ACTIVITY:
With spelling and spacing unchanged, write out each line of the material.

DATA:

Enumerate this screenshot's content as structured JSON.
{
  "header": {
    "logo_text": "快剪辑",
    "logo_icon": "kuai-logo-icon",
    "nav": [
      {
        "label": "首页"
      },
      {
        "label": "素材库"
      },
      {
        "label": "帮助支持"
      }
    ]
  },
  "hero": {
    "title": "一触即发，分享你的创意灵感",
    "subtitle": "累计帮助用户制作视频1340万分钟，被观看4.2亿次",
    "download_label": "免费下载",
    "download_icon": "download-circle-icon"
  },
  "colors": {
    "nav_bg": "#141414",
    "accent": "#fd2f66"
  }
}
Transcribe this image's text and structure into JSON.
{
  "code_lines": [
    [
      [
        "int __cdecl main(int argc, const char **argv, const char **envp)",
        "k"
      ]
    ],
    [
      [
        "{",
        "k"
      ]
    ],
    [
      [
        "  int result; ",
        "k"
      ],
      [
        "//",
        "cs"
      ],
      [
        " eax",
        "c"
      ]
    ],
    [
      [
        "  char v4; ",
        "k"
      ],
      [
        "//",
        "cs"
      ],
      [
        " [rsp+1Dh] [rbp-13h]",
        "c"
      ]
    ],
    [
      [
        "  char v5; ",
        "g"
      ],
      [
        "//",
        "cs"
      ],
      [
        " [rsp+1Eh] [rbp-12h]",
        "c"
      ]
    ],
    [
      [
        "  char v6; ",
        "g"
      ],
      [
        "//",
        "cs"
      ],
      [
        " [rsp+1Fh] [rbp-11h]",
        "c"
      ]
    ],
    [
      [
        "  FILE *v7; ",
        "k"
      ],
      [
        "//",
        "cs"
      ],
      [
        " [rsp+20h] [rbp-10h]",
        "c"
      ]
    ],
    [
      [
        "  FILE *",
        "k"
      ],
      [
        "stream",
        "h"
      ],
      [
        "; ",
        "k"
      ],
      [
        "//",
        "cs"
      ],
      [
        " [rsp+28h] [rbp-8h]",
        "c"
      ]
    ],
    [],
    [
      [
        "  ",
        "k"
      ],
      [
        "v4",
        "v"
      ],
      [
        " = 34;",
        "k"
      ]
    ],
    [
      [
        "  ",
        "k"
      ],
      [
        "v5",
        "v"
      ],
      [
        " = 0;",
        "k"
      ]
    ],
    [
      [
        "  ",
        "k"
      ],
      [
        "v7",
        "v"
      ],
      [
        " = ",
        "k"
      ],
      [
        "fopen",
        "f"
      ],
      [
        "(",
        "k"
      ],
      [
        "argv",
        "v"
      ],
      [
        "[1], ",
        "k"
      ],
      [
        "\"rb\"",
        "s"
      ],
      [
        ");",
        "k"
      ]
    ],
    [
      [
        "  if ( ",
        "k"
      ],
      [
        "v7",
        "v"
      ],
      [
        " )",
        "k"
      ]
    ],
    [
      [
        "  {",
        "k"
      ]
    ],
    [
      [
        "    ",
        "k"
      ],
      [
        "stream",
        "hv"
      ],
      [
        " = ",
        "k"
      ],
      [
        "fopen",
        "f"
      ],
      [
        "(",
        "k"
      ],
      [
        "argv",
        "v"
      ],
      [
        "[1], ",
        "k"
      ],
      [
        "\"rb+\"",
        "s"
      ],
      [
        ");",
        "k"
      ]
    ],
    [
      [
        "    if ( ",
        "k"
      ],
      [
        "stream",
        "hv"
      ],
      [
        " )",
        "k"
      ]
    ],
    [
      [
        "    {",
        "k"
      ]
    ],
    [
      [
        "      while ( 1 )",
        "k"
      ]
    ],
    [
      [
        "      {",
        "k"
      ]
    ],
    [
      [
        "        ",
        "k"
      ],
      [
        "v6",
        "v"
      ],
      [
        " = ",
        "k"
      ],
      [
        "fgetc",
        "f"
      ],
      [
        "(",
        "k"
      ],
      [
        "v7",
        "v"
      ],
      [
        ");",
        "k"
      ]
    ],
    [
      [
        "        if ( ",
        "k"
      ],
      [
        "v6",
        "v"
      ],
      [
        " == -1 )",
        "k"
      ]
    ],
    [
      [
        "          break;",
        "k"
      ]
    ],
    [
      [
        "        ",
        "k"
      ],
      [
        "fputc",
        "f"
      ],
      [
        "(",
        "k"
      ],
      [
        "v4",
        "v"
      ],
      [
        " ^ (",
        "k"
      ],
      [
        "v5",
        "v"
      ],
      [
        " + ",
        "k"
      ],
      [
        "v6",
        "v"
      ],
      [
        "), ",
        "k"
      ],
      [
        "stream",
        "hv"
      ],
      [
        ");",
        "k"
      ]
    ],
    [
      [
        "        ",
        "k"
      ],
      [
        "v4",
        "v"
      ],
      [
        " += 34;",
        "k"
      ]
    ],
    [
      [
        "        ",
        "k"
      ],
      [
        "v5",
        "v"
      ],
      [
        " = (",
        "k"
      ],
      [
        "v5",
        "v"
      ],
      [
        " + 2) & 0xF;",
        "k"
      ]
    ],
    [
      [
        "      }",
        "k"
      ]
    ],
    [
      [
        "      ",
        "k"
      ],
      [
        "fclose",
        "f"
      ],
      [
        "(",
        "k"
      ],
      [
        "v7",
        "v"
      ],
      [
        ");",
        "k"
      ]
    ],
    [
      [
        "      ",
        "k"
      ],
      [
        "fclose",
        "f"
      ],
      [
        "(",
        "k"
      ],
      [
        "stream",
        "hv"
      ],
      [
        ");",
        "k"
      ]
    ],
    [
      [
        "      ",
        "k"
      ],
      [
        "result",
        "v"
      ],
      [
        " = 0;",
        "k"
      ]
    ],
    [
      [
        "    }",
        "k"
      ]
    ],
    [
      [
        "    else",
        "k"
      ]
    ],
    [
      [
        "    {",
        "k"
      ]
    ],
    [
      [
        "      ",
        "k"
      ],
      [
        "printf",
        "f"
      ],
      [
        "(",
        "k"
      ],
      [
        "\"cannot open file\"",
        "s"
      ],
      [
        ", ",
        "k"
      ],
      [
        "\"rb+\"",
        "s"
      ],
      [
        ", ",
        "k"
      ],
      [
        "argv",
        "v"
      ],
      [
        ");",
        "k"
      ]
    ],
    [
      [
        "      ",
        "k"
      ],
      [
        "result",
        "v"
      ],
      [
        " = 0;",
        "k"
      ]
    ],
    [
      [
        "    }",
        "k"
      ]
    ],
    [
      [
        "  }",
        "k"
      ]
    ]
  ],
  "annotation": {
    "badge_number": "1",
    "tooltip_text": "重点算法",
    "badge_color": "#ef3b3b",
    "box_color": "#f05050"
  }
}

RESULT:
Enumerate this screenshot's content as structured JSON.
{
  "header": {
    "logo_text": "快剪辑",
    "logo_icon": "kuai-logo-icon",
    "nav": [
      {
        "label": "首页"
      },
      {
        "label": "素材库"
      },
      {
        "label": "帮助支持"
      }
    ]
  },
  "hero": {
    "title": "一触即发，分享你的创意灵感",
    "subtitle": "累计帮助用户制作视频1340万分钟，被观看4.2亿次",
    "download_label": "免费下载",
    "download_icon": "download-circle-icon"
  },
  "colors": {
    "nav_bg": "#141414",
    "accent": "#fd2f66"
  }
}
Transcribe this image's text and structure into JSON.
{
  "code_lines": [
    [
      [
        "int __cdecl main(int argc, const char **argv, const char **envp)",
        "k"
      ]
    ],
    [
      [
        "{",
        "k"
      ]
    ],
    [
      [
        "  int result; ",
        "k"
      ],
      [
        "//",
        "cs"
      ],
      [
        " eax",
        "c"
      ]
    ],
    [
      [
        "  char v4; ",
        "k"
      ],
      [
        "//",
        "cs"
      ],
      [
        " [rsp+1Dh] [rbp-13h]",
        "c"
      ]
    ],
    [
      [
        "  char v5; ",
        "g"
      ],
      [
        "//",
        "cs"
      ],
      [
        " [rsp+1Eh] [rbp-12h]",
        "c"
      ]
    ],
    [
      [
        "  char v6; ",
        "g"
      ],
      [
        "//",
        "cs"
      ],
      [
        " [rsp+1Fh] [rbp-11h]",
        "c"
      ]
    ],
    [
      [
        "  FILE *v7; ",
        "k"
      ],
      [
        "//",
        "cs"
      ],
      [
        " [rsp+20h] [rbp-10h]",
        "c"
      ]
    ],
    [
      [
        "  FILE *",
        "k"
      ],
      [
        "stream",
        "h"
      ],
      [
        "; ",
        "k"
      ],
      [
        "//",
        "cs"
      ],
      [
        " [rsp+28h] [rbp-8h]",
        "c"
      ]
    ],
    [],
    [
      [
        "  ",
        "k"
      ],
      [
        "v4",
        "v"
      ],
      [
        " = 34;",
        "k"
      ]
    ],
    [
      [
        "  ",
        "k"
      ],
      [
        "v5",
        "v"
      ],
      [
        " = 0;",
        "k"
      ]
    ],
    [
      [
        "  ",
        "k"
      ],
      [
        "v7",
        "v"
      ],
      [
        " = ",
        "k"
      ],
      [
        "fopen",
        "f"
      ],
      [
        "(",
        "k"
      ],
      [
        "argv",
        "v"
      ],
      [
        "[1], ",
        "k"
      ],
      [
        "\"rb\"",
        "s"
      ],
      [
        ");",
        "k"
      ]
    ],
    [
      [
        "  if ( ",
        "k"
      ],
      [
        "v7",
        "v"
      ],
      [
        " )",
        "k"
      ]
    ],
    [
      [
        "  {",
        "k"
      ]
    ],
    [
      [
        "    ",
        "k"
      ],
      [
        "stream",
        "hv"
      ],
      [
        " = ",
        "k"
      ],
      [
        "fopen",
        "f"
      ],
      [
        "(",
        "k"
      ],
      [
        "argv",
        "v"
      ],
      [
        "[1], ",
        "k"
      ],
      [
        "\"rb+\"",
        "s"
      ],
      [
        ");",
        "k"
      ]
    ],
    [
      [
        "    if ( ",
        "k"
      ],
      [
        "stream",
        "hv"
      ],
      [
        " )",
        "k"
      ]
    ],
    [
      [
        "    {",
        "k"
      ]
    ],
    [
      [
        "      while ( 1 )",
        "k"
      ]
    ],
    [
      [
        "      {",
        "k"
      ]
    ],
    [
      [
        "        ",
        "k"
      ],
      [
        "v6",
        "v"
      ],
      [
        " = ",
        "k"
      ],
      [
        "fgetc",
        "f"
      ],
      [
        "(",
        "k"
      ],
      [
        "v7",
        "v"
      ],
      [
        ");",
        "k"
      ]
    ],
    [
      [
        "        if ( ",
        "k"
      ],
      [
        "v6",
        "v"
      ],
      [
        " == -1 )",
        "k"
      ]
    ],
    [
      [
        "          break;",
        "k"
      ]
    ],
    [
      [
        "        ",
        "k"
      ],
      [
        "fputc",
        "f"
      ],
      [
        "(",
        "k"
      ],
      [
        "v4",
        "v"
      ],
      [
        " ^ (",
        "k"
      ],
      [
        "v5",
        "v"
      ],
      [
        " + ",
        "k"
      ],
      [
        "v6",
        "v"
      ],
      [
        "), ",
        "k"
      ],
      [
        "stream",
        "hv"
      ],
      [
        ");",
        "k"
      ]
    ],
    [
      [
        "        ",
        "k"
      ],
      [
        "v4",
        "v"
      ],
      [
        " += 34;",
        "k"
      ]
    ],
    [
      [
        "        ",
        "k"
      ],
      [
        "v5",
        "v"
      ],
      [
        " = (",
        "k"
      ],
      [
        "v5",
        "v"
      ],
      [
        " + 2) & 0xF;",
        "k"
      ]
    ],
    [
      [
        "      }",
        "k"
      ]
    ],
    [
      [
        "      ",
        "k"
      ],
      [
        "fclose",
        "f"
      ],
      [
        "(",
        "k"
      ],
      [
        "v7",
        "v"
      ],
      [
        ");",
        "k"
      ]
    ],
    [
      [
        "      ",
        "k"
      ],
      [
        "fclose",
        "f"
      ],
      [
        "(",
        "k"
      ],
      [
        "stream",
        "hv"
      ],
      [
        ");",
        "k"
      ]
    ],
    [
      [
        "      ",
        "k"
      ],
      [
        "result",
        "v"
      ],
      [
        " = 0;",
        "k"
      ]
    ],
    [
      [
        "    }",
        "k"
      ]
    ],
    [
      [
        "    else",
        "k"
      ]
    ],
    [
      [
        "    {",
        "k"
      ]
    ],
    [
      [
        "      ",
        "k"
      ],
      [
        "printf",
        "f"
      ],
      [
        "(",
        "k"
      ],
      [
        "\"cannot open file\"",
        "s"
      ],
      [
        ", ",
        "k"
      ],
      [
        "\"rb+\"",
        "s"
      ],
      [
        ", ",
        "k"
      ],
      [
        "argv",
        "v"
      ],
      [
        ");",
        "k"
      ]
    ],
    [
      [
        "      ",
        "k"
      ],
      [
        "result",
        "v"
      ],
      [
        " = 0;",
        "k"
      ]
    ],
    [
      [
        "    }",
        "k"
      ]
    ],
    [
      [
        "  }",
        "k"
      ]
    ]
  ],
  "annotation": {
    "badge_number": "1",
    "tooltip_text": "重点算法",
    "badge_color": "#ef3b3b",
    "box_color": "#f05050"
  }
}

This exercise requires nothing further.